As with all patterns and new movements, we encourage you to learn your forms in class, with an instructor. This video series allows you to recall what you learned in class to ensure that you practice correctly at home. There is nuance to every move and pattern, and we want to ensure that you do not develop bad habits.
In the following video, you can practice along with Stevens Family instructors Jack Stevens III, and Jenna Davis. Master Jack Stevens calls out each technique, so you can practice with video assistance, or just listen for cues.
Dan Gun – Energy from the Sun
After white belt, beginner students are taught that yellow signifies “Energy from the Sun.” What this means is that the student now has built their foundation and can start to more clearly see their path to improvement. Dan Gun is still considered a beginner level pattern, however, it will show clearly how well the student has internalized the basics learned at white belt. The student is introduced to spinning motion techniques, and multidirectional movement. The patterns created in the Chang Hon system are named after important people, places, or historical events in Korean history.
Dan Gun’s 21 movements follow an “I” shape formation. It begins with an open hand technique, followed by an advancing punch. This is done bilaterally. This is where Dan Gun differs from the white belt “block, punch, turn” format. It then advances with punches, before requiring a spinning motion to a square block. Square blocks are an inner forearm block and simultaneous high block, often requiring quite a bit of thought from beginner students. As the pattern continues on, it culminates in spinning knife hand strikes, and an advancing punch.
This pattern requires more thought and balance. While part of the focus is still on ensuring that the student’s stances are correct, there are now more aspects to consider. Open hand techniques require tensing through the hands that most people aren’t used to. Students must also focus on more difficult ranges of motion in their techniques by performing square blocks.
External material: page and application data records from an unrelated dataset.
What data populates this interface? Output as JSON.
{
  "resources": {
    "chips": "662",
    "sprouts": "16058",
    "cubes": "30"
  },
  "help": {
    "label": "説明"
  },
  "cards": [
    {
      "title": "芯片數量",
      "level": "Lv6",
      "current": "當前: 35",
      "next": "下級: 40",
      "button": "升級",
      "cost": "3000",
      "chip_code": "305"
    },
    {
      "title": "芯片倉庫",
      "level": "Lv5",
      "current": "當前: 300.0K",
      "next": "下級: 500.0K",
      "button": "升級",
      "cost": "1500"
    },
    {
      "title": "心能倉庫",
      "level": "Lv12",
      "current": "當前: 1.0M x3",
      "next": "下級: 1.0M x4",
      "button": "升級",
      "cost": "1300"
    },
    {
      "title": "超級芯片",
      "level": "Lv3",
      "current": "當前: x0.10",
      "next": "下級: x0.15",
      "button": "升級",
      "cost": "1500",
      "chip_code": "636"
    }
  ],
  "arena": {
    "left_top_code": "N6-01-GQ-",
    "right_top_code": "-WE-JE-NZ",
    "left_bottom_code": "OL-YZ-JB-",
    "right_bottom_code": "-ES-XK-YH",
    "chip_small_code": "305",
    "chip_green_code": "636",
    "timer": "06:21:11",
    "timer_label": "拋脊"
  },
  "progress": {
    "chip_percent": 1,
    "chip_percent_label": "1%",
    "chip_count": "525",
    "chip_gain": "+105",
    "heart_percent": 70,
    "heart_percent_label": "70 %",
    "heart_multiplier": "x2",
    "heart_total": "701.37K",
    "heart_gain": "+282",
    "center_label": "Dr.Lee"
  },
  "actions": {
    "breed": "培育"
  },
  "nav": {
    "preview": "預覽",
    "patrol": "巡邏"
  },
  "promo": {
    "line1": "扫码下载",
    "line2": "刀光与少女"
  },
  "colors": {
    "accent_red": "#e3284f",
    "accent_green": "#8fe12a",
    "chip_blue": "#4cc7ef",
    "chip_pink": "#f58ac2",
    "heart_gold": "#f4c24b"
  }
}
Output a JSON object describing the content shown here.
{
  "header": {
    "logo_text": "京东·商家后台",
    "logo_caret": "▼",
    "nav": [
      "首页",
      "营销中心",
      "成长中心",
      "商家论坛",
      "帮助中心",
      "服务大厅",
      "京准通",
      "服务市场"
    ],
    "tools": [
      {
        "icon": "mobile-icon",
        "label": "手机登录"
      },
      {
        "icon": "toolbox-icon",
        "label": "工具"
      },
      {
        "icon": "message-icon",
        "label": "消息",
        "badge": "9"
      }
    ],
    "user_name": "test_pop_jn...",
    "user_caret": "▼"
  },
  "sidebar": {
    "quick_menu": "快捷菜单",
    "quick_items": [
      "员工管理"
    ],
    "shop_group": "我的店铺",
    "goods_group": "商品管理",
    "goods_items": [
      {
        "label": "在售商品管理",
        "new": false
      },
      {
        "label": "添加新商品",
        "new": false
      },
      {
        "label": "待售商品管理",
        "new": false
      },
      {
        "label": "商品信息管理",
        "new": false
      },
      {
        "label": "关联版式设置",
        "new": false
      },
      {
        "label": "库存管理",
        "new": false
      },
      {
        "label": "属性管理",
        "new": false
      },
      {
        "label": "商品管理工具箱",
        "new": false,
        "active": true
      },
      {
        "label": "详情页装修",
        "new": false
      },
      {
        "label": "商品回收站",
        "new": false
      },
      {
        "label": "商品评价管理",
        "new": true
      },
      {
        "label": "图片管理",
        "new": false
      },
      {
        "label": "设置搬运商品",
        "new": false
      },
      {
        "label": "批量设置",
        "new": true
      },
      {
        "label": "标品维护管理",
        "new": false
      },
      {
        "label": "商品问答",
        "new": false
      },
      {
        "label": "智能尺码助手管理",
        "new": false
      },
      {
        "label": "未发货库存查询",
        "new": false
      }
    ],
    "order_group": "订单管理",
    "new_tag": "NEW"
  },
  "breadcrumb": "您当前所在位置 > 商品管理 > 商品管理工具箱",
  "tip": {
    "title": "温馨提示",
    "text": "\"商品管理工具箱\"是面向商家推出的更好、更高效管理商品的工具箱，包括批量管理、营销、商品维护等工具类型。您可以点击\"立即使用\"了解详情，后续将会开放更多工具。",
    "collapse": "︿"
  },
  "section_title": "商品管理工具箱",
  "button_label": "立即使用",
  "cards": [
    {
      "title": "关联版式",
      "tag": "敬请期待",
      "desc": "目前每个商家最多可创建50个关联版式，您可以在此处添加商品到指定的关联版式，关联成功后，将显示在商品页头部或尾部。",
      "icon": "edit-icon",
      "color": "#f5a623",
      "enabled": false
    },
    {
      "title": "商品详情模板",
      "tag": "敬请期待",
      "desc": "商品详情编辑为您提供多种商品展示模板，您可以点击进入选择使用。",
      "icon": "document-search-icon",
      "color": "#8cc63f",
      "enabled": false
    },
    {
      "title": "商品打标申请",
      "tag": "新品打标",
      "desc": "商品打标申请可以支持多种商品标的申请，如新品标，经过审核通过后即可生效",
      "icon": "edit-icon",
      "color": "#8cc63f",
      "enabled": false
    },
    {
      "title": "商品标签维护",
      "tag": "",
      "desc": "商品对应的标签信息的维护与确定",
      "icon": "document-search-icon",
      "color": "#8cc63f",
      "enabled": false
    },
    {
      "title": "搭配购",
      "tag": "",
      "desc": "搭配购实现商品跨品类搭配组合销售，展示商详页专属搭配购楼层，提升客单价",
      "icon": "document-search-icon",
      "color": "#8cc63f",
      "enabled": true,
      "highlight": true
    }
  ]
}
After the pattern concludes, the left foot returns to ready position.